Directions: Give back all of the data exactly as it appears here.

Data to process:
---------------
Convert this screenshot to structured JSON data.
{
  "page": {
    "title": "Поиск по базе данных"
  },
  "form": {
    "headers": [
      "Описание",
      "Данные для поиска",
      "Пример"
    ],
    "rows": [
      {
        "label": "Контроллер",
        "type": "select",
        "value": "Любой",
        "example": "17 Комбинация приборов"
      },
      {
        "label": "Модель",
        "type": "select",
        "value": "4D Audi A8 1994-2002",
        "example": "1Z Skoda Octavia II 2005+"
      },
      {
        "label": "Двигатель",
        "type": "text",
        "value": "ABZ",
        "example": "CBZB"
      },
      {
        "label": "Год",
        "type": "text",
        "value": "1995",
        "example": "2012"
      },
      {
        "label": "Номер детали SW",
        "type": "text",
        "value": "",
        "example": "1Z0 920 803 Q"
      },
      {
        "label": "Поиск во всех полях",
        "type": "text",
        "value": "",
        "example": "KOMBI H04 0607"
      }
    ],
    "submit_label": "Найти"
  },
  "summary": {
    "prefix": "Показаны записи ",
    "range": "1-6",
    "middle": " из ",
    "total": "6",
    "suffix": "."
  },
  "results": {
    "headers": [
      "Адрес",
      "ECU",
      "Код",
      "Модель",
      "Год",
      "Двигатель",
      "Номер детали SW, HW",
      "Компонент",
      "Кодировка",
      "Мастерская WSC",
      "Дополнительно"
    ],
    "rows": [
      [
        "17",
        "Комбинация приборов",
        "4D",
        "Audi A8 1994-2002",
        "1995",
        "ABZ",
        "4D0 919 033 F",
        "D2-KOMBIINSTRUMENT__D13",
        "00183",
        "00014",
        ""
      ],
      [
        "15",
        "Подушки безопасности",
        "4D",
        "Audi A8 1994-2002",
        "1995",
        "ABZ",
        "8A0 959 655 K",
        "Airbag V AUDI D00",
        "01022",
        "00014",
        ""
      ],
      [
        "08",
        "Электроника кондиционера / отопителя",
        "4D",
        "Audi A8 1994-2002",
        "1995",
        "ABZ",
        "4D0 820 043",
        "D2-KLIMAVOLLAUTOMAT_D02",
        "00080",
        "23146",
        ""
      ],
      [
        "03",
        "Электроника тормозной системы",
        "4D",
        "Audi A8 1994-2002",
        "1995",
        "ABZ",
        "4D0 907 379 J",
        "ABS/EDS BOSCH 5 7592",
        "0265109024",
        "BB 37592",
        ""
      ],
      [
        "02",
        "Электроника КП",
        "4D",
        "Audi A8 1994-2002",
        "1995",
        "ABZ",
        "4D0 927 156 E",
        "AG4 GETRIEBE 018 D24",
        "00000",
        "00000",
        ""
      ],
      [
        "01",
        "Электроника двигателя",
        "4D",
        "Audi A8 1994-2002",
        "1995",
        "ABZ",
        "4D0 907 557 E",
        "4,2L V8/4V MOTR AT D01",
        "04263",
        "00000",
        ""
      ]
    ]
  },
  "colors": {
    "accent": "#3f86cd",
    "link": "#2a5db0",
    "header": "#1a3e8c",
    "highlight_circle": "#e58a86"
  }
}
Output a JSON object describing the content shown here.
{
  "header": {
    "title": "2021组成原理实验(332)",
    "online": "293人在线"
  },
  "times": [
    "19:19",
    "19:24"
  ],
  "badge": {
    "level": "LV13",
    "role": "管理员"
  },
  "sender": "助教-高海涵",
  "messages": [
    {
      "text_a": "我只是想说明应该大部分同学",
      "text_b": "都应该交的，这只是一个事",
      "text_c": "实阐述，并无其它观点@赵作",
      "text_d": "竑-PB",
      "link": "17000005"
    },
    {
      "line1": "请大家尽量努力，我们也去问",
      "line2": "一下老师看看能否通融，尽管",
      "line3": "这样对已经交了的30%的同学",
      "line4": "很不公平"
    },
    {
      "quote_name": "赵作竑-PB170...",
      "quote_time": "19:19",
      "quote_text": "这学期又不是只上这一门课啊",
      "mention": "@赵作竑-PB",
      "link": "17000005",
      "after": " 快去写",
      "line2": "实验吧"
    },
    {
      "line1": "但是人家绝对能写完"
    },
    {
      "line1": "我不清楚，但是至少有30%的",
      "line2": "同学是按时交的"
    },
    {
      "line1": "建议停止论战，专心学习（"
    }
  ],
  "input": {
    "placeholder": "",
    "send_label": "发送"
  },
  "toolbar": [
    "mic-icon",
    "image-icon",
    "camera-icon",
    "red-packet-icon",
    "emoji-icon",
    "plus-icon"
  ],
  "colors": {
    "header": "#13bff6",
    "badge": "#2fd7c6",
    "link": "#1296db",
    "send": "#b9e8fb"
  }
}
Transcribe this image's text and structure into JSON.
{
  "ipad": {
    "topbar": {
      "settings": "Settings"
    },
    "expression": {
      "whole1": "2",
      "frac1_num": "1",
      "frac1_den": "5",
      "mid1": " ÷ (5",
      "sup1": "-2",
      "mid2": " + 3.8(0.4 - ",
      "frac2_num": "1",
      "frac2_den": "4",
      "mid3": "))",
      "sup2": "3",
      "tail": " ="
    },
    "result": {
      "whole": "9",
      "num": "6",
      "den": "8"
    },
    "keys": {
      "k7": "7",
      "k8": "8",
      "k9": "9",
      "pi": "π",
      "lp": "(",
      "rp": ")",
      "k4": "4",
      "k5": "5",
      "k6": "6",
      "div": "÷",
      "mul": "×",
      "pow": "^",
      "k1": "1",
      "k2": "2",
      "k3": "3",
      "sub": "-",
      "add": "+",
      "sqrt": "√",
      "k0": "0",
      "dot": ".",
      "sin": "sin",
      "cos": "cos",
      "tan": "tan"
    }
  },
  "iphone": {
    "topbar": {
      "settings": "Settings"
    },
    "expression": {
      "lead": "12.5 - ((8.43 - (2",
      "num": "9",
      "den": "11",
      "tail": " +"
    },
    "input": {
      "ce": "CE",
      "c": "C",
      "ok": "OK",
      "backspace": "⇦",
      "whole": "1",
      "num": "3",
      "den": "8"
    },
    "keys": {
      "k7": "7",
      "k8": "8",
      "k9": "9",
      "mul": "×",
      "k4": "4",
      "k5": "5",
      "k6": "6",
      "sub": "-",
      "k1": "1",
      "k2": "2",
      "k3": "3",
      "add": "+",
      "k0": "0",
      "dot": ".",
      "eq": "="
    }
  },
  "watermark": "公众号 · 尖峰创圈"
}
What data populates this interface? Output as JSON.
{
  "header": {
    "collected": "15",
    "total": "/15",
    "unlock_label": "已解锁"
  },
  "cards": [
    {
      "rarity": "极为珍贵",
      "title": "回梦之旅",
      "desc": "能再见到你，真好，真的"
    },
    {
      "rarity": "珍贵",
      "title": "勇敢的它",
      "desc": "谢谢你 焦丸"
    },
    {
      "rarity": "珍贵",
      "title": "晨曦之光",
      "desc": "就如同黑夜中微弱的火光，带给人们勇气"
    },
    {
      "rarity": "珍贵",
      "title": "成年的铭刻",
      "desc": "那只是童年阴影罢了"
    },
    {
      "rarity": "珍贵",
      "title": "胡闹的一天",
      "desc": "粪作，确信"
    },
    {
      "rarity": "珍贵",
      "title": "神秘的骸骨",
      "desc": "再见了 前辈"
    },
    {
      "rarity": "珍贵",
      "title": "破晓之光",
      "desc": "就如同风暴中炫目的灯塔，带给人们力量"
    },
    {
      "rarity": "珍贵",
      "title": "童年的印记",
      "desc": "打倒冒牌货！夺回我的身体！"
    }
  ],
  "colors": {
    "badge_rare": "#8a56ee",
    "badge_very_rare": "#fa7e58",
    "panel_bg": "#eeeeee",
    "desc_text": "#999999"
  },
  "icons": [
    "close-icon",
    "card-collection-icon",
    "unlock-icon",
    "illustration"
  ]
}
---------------
Written response:
Convert this screenshot to structured JSON data.
{
  "page": {
    "title": "Поиск по базе данных"
  },
  "form": {
    "headers": [
      "Описание",
      "Данные для поиска",
      "Пример"
    ],
    "rows": [
      {
        "label": "Контроллер",
        "type": "select",
        "value": "Любой",
        "example": "17 Комбинация приборов"
      },
      {
        "label": "Модель",
        "type": "select",
        "value": "4D Audi A8 1994-2002",
        "example": "1Z Skoda Octavia II 2005+"
      },
      {
        "label": "Двигатель",
        "type": "text",
        "value": "ABZ",
        "example": "CBZB"
      },
      {
        "label": "Год",
        "type": "text",
        "value": "1995",
        "example": "2012"
      },
      {
        "label": "Номер детали SW",
        "type": "text",
        "value": "",
        "example": "1Z0 920 803 Q"
      },
      {
        "label": "Поиск во всех полях",
        "type": "text",
        "value": "",
        "example": "KOMBI H04 0607"
      }
    ],
    "submit_label": "Найти"
  },
  "summary": {
    "prefix": "Показаны записи ",
    "range": "1-6",
    "middle": " из ",
    "total": "6",
    "suffix": "."
  },
  "results": {
    "headers": [
      "Адрес",
      "ECU",
      "Код",
      "Модель",
      "Год",
      "Двигатель",
      "Номер детали SW, HW",
      "Компонент",
      "Кодировка",
      "Мастерская WSC",
      "Дополнительно"
    ],
    "rows": [
      [
        "17",
        "Комбинация приборов",
        "4D",
        "Audi A8 1994-2002",
        "1995",
        "ABZ",
        "4D0 919 033 F",
        "D2-KOMBIINSTRUMENT__D13",
        "00183",
        "00014",
        ""
      ],
      [
        "15",
        "Подушки безопасности",
        "4D",
        "Audi A8 1994-2002",
        "1995",
        "ABZ",
        "8A0 959 655 K",
        "Airbag V AUDI D00",
        "01022",
        "00014",
        ""
      ],
      [
        "08",
        "Электроника кондиционера / отопителя",
        "4D",
        "Audi A8 1994-2002",
        "1995",
        "ABZ",
        "4D0 820 043",
        "D2-KLIMAVOLLAUTOMAT_D02",
        "00080",
        "23146",
        ""
      ],
      [
        "03",
        "Электроника тормозной системы",
        "4D",
        "Audi A8 1994-2002",
        "1995",
        "ABZ",
        "4D0 907 379 J",
        "ABS/EDS BOSCH 5 7592",
        "0265109024",
        "BB 37592",
        ""
      ],
      [
        "02",
        "Электроника КП",
        "4D",
        "Audi A8 1994-2002",
        "1995",
        "ABZ",
        "4D0 927 156 E",
        "AG4 GETRIEBE 018 D24",
        "00000",
        "00000",
        ""
      ],
      [
        "01",
        "Электроника двигателя",
        "4D",
        "Audi A8 1994-2002",
        "1995",
        "ABZ",
        "4D0 907 557 E",
        "4,2L V8/4V MOTR AT D01",
        "04263",
        "00000",
        ""
      ]
    ]
  },
  "colors": {
    "accent": "#3f86cd",
    "link": "#2a5db0",
    "header": "#1a3e8c",
    "highlight_circle": "#e58a86"
  }
}
Output a JSON object describing the content shown here.
{
  "header": {
    "title": "2021组成原理实验(332)",
    "online": "293人在线"
  },
  "times": [
    "19:19",
    "19:24"
  ],
  "badge": {
    "level": "LV13",
    "role": "管理员"
  },
  "sender": "助教-高海涵",
  "messages": [
    {
      "text_a": "我只是想说明应该大部分同学",
      "text_b": "都应该交的，这只是一个事",
      "text_c": "实阐述，并无其它观点@赵作",
      "text_d": "竑-PB",
      "link": "17000005"
    },
    {
      "line1": "请大家尽量努力，我们也去问",
      "line2": "一下老师看看能否通融，尽管",
      "line3": "这样对已经交了的30%的同学",
      "line4": "很不公平"
    },
    {
      "quote_name": "赵作竑-PB170...",
      "quote_time": "19:19",
      "quote_text": "这学期又不是只上这一门课啊",
      "mention": "@赵作竑-PB",
      "link": "17000005",
      "after": " 快去写",
      "line2": "实验吧"
    },
    {
      "line1": "但是人家绝对能写完"
    },
    {
      "line1": "我不清楚，但是至少有30%的",
      "line2": "同学是按时交的"
    },
    {
      "line1": "建议停止论战，专心学习（"
    }
  ],
  "input": {
    "placeholder": "",
    "send_label": "发送"
  },
  "toolbar": [
    "mic-icon",
    "image-icon",
    "camera-icon",
    "red-packet-icon",
    "emoji-icon",
    "plus-icon"
  ],
  "colors": {
    "header": "#13bff6",
    "badge": "#2fd7c6",
    "link": "#1296db",
    "send": "#b9e8fb"
  }
}
Transcribe this image's text and structure into JSON.
{
  "ipad": {
    "topbar": {
      "settings": "Settings"
    },
    "expression": {
      "whole1": "2",
      "frac1_num": "1",
      "frac1_den": "5",
      "mid1": " ÷ (5",
      "sup1": "-2",
      "mid2": " + 3.8(0.4 - ",
      "frac2_num": "1",
      "frac2_den": "4",
      "mid3": "))",
      "sup2": "3",
      "tail": " ="
    },
    "result": {
      "whole": "9",
      "num": "6",
      "den": "8"
    },
    "keys": {
      "k7": "7",
      "k8": "8",
      "k9": "9",
      "pi": "π",
      "lp": "(",
      "rp": ")",
      "k4": "4",
      "k5": "5",
      "k6": "6",
      "div": "÷",
      "mul": "×",
      "pow": "^",
      "k1": "1",
      "k2": "2",
      "k3": "3",
      "sub": "-",
      "add": "+",
      "sqrt": "√",
      "k0": "0",
      "dot": ".",
      "sin": "sin",
      "cos": "cos",
      "tan": "tan"
    }
  },
  "iphone": {
    "topbar": {
      "settings": "Settings"
    },
    "expression": {
      "lead": "12.5 - ((8.43 - (2",
      "num": "9",
      "den": "11",
      "tail": " +"
    },
    "input": {
      "ce": "CE",
      "c": "C",
      "ok": "OK",
      "backspace": "⇦",
      "whole": "1",
      "num": "3",
      "den": "8"
    },
    "keys": {
      "k7": "7",
      "k8": "8",
      "k9": "9",
      "mul": "×",
      "k4": "4",
      "k5": "5",
      "k6": "6",
      "sub": "-",
      "k1": "1",
      "k2": "2",
      "k3": "3",
      "add": "+",
      "k0": "0",
      "dot": ".",
      "eq": "="
    }
  },
  "watermark": "公众号 · 尖峰创圈"
}
What data populates this interface? Output as JSON.
{
  "header": {
    "collected": "15",
    "total": "/15",
    "unlock_label": "已解锁"
  },
  "cards": [
    {
      "rarity": "极为珍贵",
      "title": "回梦之旅",
      "desc": "能再见到你，真好，真的"
    },
    {
      "rarity": "珍贵",
      "title": "勇敢的它",
      "desc": "谢谢你 焦丸"
    },
    {
      "rarity": "珍贵",
      "title": "晨曦之光",
      "desc": "就如同黑夜中微弱的火光，带给人们勇气"
    },
    {
      "rarity": "珍贵",
      "title": "成年的铭刻",
      "desc": "那只是童年阴影罢了"
    },
    {
      "rarity": "珍贵",
      "title": "胡闹的一天",
      "desc": "粪作，确信"
    },
    {
      "rarity": "珍贵",
      "title": "神秘的骸骨",
      "desc": "再见了 前辈"
    },
    {
      "rarity": "珍贵",
      "title": "破晓之光",
      "desc": "就如同风暴中炫目的灯塔，带给人们力量"
    },
    {
      "rarity": "珍贵",
      "title": "童年的印记",
      "desc": "打倒冒牌货！夺回我的身体！"
    }
  ],
  "colors": {
    "badge_rare": "#8a56ee",
    "badge_very_rare": "#fa7e58",
    "panel_bg": "#eeeeee",
    "desc_text": "#999999"
  },
  "icons": [
    "close-icon",
    "card-collection-icon",
    "unlock-icon",
    "illustration"
  ]
}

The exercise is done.